**TASK GOAL**
Return every line below exactly.

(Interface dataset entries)
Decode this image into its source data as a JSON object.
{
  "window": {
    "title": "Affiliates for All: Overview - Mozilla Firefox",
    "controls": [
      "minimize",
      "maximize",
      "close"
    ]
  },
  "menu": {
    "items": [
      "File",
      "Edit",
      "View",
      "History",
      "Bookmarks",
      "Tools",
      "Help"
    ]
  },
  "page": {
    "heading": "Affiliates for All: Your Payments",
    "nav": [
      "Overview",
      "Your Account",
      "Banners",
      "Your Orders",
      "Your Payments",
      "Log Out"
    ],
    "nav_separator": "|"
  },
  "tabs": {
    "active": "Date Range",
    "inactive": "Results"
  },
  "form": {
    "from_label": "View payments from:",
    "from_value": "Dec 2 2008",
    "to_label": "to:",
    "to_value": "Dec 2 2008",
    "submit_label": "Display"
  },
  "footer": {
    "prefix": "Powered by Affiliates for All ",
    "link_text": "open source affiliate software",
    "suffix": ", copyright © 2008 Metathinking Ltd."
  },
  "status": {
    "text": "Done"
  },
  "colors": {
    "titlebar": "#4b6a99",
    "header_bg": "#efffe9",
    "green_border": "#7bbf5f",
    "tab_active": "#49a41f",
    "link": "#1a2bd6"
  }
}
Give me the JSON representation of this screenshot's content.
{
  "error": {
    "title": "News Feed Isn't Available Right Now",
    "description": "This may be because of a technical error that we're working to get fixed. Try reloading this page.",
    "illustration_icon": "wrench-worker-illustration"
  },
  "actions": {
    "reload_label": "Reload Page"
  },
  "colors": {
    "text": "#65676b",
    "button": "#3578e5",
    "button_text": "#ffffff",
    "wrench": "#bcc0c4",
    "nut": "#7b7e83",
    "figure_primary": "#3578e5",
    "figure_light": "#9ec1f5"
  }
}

**SOLUTION TO THE PROBLEM**
Decode this image into its source data as a JSON object.
{
  "window": {
    "title": "Affiliates for All: Overview - Mozilla Firefox",
    "controls": [
      "minimize",
      "maximize",
      "close"
    ]
  },
  "menu": {
    "items": [
      "File",
      "Edit",
      "View",
      "History",
      "Bookmarks",
      "Tools",
      "Help"
    ]
  },
  "page": {
    "heading": "Affiliates for All: Your Payments",
    "nav": [
      "Overview",
      "Your Account",
      "Banners",
      "Your Orders",
      "Your Payments",
      "Log Out"
    ],
    "nav_separator": "|"
  },
  "tabs": {
    "active": "Date Range",
    "inactive": "Results"
  },
  "form": {
    "from_label": "View payments from:",
    "from_value": "Dec 2 2008",
    "to_label": "to:",
    "to_value": "Dec 2 2008",
    "submit_label": "Display"
  },
  "footer": {
    "prefix": "Powered by Affiliates for All ",
    "link_text": "open source affiliate software",
    "suffix": ", copyright © 2008 Metathinking Ltd."
  },
  "status": {
    "text": "Done"
  },
  "colors": {
    "titlebar": "#4b6a99",
    "header_bg": "#efffe9",
    "green_border": "#7bbf5f",
    "tab_active": "#49a41f",
    "link": "#1a2bd6"
  }
}
Give me the JSON representation of this screenshot's content.
{
  "error": {
    "title": "News Feed Isn't Available Right Now",
    "description": "This may be because of a technical error that we're working to get fixed. Try reloading this page.",
    "illustration_icon": "wrench-worker-illustration"
  },
  "actions": {
    "reload_label": "Reload Page"
  },
  "colors": {
    "text": "#65676b",
    "button": "#3578e5",
    "button_text": "#ffffff",
    "wrench": "#bcc0c4",
    "nut": "#7b7e83",
    "figure_primary": "#3578e5",
    "figure_light": "#9ec1f5"
  }
}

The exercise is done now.